Tuesday, December 02, 2008

Keep Your Voice Down

Over Thanksgiving at my parents Chamudi had his usual highjinx--"I climb this" "I jump that" "I dump this"--and I had my usual responses, including the all-time favorite "I'm going to count to 5" and the old-standby of just picking him up and moving him.

My mother and her childhood friend (Don't you love parenting as a spectator sport?) thought it was hilarious. "It's so different," they said, recalling--with what seemed like nostalgia--how their mothers used to yell and yell and how they'd go from one house to another trying to figure out who yelled louder.

Mom's a yeller too--no doubt the product of her own yelling mama. Like Nana before her she's also a loving, caring mother, so I, like Mom, just accepted it as part of the deal.

And then there's me. I've got it in me...I definitely do. When Chamudi gets naughty and super-willful all I want to do is rage at him. I feel so angry and so disrespected and mad...at this cute little two-year-old who I love more than life itself.

But I've got something else in me too. Maybe the memory of what it's like to grow up in a loud household and the knowledge that Abba--who grew up with a mild mama--doesn't see a place for raised voices in a happy home. Or the knowledge that by reasoning with Chamudi I'm both teaching and modeling self-control. Whatever it is I swallow my anger the best I can...and I'm always, without exception, glad that I did.

2 comments:

Anonymous said...

So I also am from a yelling--no, screaming--home, and I've vowed not to be that way since I hated it. So instead, only when I am really desperate, i count to Silly 3. I feel the need to do it, but then I say ooooooooooooone, tttttooodly two, th-th-th reeee or some such and I calm myself down while actually getting some action on my son's part. Means that I haven't had to yell quite as much. Thank goodness...

Maya said...
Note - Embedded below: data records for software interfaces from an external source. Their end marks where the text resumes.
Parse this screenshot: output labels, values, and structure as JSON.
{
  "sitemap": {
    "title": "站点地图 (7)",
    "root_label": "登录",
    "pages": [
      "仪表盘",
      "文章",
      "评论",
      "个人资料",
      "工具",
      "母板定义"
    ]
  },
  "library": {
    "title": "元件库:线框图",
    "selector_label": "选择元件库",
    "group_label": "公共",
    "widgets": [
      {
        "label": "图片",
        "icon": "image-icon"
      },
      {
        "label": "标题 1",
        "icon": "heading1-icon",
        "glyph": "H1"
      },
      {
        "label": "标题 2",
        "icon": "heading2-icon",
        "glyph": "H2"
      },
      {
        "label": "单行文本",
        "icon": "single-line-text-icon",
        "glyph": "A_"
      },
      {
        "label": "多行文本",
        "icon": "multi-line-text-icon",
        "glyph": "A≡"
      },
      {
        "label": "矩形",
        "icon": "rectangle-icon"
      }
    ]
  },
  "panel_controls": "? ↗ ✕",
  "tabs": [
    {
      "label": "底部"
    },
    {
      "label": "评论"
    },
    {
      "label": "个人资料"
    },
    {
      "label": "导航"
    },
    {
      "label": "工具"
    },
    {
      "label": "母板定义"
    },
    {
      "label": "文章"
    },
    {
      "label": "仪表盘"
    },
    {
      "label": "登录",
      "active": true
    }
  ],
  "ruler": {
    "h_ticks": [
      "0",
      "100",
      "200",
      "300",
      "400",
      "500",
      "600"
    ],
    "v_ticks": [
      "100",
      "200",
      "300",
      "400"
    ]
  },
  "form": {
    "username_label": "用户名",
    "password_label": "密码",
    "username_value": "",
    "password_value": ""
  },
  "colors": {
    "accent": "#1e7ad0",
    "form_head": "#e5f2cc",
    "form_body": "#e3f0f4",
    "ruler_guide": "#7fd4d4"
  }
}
I'm from a yelling home, too. And I also hated it and refuse to do it. I like the count to silly 3 idea from anon! So far this has worked for me: I stop whatever I am doing, say my daughter's name in a low, serious, deliberate voice, followed by "no." You have to maintain eye contact. Of course, she's really sensitive and that often makes her burst into tears. I could see it not working on, say, someone like my brother.